■ TASK INSTRUCTIONS:
Where "JSON" occurs in a line of the entries below, copy that line.

■ AVAILABLE DATA:
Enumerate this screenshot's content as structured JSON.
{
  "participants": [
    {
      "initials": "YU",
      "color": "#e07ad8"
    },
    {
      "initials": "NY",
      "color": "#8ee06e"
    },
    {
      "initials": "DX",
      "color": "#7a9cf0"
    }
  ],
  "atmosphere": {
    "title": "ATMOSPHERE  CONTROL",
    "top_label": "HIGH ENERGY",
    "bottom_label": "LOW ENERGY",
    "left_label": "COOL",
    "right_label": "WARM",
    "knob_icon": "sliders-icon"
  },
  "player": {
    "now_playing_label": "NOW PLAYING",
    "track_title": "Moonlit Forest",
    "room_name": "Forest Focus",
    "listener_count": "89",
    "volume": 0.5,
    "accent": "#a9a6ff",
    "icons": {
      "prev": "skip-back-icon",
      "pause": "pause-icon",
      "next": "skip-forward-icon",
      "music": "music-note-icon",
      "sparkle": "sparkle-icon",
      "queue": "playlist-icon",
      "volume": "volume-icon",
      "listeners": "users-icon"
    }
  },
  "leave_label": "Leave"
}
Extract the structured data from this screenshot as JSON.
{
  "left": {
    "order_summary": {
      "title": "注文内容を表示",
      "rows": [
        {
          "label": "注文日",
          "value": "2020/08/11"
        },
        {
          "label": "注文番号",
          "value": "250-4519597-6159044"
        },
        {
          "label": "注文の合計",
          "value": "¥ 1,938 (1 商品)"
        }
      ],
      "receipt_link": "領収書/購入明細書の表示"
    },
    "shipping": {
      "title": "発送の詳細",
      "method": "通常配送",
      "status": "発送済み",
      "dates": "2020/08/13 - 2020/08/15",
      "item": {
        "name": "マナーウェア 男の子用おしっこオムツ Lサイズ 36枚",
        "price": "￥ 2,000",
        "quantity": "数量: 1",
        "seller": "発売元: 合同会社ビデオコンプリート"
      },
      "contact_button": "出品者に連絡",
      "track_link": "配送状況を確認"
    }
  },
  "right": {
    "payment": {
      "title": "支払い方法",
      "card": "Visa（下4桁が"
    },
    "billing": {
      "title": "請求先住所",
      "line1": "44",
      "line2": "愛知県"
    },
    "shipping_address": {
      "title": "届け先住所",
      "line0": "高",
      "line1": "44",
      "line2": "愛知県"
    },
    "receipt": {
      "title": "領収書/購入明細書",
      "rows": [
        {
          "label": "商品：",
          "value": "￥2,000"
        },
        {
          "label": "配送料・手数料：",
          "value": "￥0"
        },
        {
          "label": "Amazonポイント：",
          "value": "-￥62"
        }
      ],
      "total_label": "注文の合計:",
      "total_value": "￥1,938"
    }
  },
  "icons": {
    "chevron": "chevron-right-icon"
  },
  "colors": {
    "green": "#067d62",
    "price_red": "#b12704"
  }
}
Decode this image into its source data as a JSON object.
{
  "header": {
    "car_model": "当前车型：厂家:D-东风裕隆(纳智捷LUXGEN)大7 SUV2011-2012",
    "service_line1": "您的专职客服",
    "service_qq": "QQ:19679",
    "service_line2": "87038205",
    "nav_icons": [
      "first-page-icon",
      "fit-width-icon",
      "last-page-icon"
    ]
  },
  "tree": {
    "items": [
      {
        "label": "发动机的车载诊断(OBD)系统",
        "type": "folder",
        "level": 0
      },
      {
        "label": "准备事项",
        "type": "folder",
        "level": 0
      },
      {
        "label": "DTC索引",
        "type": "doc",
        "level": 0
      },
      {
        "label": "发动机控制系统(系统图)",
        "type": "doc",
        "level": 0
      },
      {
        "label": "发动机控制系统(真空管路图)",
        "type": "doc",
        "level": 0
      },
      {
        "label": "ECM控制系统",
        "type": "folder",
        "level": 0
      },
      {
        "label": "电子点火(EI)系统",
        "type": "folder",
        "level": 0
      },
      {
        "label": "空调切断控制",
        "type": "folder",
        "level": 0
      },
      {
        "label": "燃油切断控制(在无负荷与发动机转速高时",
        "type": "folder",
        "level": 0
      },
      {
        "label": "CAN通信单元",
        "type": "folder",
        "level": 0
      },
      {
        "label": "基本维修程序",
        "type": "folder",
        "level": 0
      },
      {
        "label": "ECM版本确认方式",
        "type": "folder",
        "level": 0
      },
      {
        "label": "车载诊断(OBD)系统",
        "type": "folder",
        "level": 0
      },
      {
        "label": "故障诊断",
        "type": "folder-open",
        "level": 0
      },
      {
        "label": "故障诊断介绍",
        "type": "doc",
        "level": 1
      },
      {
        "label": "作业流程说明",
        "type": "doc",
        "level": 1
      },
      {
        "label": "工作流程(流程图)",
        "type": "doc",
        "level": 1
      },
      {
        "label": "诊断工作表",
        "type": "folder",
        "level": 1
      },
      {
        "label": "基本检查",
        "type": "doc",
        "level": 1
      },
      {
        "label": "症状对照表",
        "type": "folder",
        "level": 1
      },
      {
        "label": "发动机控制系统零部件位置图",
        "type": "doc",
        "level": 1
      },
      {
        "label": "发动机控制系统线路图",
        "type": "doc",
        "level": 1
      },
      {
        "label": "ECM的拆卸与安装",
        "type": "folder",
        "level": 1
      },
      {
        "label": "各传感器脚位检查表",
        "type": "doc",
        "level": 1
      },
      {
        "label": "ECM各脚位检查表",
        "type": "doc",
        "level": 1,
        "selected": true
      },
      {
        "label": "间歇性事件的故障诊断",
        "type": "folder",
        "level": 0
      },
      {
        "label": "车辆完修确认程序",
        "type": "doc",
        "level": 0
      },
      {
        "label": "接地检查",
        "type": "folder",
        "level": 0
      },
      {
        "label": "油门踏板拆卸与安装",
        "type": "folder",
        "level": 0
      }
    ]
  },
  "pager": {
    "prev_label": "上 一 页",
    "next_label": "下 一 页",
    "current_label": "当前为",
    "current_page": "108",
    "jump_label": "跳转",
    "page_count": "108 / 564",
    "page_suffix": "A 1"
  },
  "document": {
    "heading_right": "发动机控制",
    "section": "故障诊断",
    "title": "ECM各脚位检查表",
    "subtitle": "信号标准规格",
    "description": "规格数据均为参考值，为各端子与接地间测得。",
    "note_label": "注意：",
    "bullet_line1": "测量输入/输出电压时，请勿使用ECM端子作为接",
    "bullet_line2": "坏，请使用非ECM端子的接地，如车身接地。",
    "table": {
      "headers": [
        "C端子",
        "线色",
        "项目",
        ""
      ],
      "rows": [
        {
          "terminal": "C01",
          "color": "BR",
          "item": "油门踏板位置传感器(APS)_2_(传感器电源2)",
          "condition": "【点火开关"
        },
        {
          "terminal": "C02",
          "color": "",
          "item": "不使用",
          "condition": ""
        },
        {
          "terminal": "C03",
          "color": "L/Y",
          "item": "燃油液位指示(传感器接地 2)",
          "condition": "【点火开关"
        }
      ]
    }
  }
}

■ EXERCISE SOLUTION:
Enumerate this screenshot's content as structured JSON.
Extract the structured data from this screenshot as JSON.
Decode this image into its source data as a JSON object.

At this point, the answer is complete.